From the zero grade of the root of *sȗxъ (dry) + *-nǫti, from Proto-Indo-European *h₂sews- (also reconstructed as *sh₂ews-). Cognate with Lithuanian saũsinti (to dry (transitive)), saũsti (to wither), sùsti (to scab over) (1sg. susù), saũsas (dry), Latvian sust (to dry (intransitive)) (1sg. susu), susêt (to wither) (1sg. susu, susẽju), sàuss (dry), Old Prussian sausā (dry, fem. acc. sg.), Sanskrit शोषयति (śoṣáyati, to let dry), शुष्क (śúṣka, dry, barren), Avestan 𐬵𐬎𐬱𐬐𐬀(huška, dry), Homeric Ancient Greek αὖος (aûos, dry), Old English sēar (dry), English sere, sear.


*sъxnǫti impf

  1. (intransitive) to dry, to wither


Related terms[edit]


  • East Slavic:
    • Old East Slavic: съхнꙋти (sŭxnuti)

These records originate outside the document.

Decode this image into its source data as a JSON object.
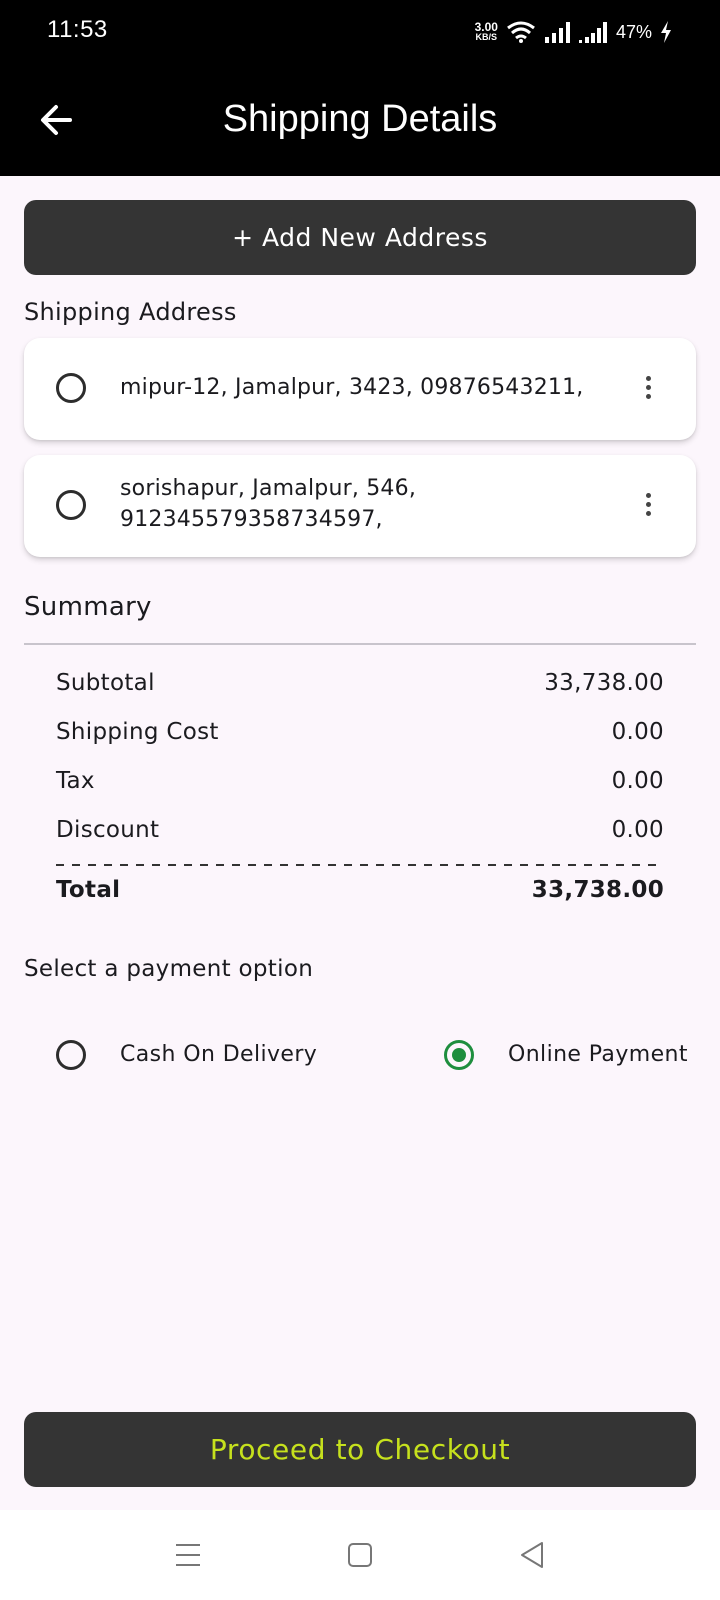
{
  "status_bar": {
    "time": "11:53",
    "net_speed_value": "3.00",
    "net_speed_unit": "KB/S",
    "battery": "47%"
  },
  "app_bar": {
    "title": "Shipping Details",
    "back_icon": "arrow-left-icon"
  },
  "add_address_button": "+ Add New Address",
  "shipping_address_label": "Shipping Address",
  "addresses": [
    {
      "text": "mipur-12, Jamalpur, 3423, 09876543211,",
      "selected": false
    },
    {
      "text": "sorishapur, Jamalpur, 546, 912345579358734597,",
      "selected": false
    }
  ],
  "summary": {
    "title": "Summary",
    "rows": [
      {
        "label": "Subtotal",
        "value": "33,738.00"
      },
      {
        "label": "Shipping Cost",
        "value": "0.00"
      },
      {
        "label": "Tax",
        "value": "0.00"
      },
      {
        "label": "Discount",
        "value": "0.00"
      }
    ],
    "total_label": "Total",
    "total_value": "33,738.00"
  },
  "payment": {
    "title": "Select a payment option",
    "options": [
      {
        "label": "Cash On Delivery",
        "selected": false
      },
      {
        "label": "Online Payment",
        "selected": true
      }
    ]
  },
  "checkout_button": "Proceed to Checkout",
  "colors": {
    "accent_text": "#c6e11d",
    "selected_radio": "#1e8e3e",
    "button_bg": "#343434",
    "page_bg": "#fcf6fc"
  },
  "nav_bar": {
    "icons": [
      "menu-icon",
      "home-square-icon",
      "back-triangle-icon"
    ]
  }
}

  • Černyx, P. Ja. (1999) , “со́хнуть”, in Istoriko-etimologičeskij slovarʹ russkovo jazyka [Historical-Etymological Dictionary of the Russian Language] (in Russian), volume 2, 3rd reprint edition, Moscow: Russkij jazyk, page 191
  • Derksen, Rick (2008) , “*sъxnǫti”, in Etymological Dictionary of the Slavic Inherited Lexicon (Leiden Indo-European Etymological Dictionary Series; 4), Leiden, Boston: Brill, →ISBN, page 479
  • Vasmer, Max (1964–1973) , “со́хнуть”, in Etimologičeskij slovarʹ russkovo jazyka [Etymological Dictionary of the Russian Language] (in Russian), translated from German and supplemented by Oleg Trubačóv, Moscow: Progress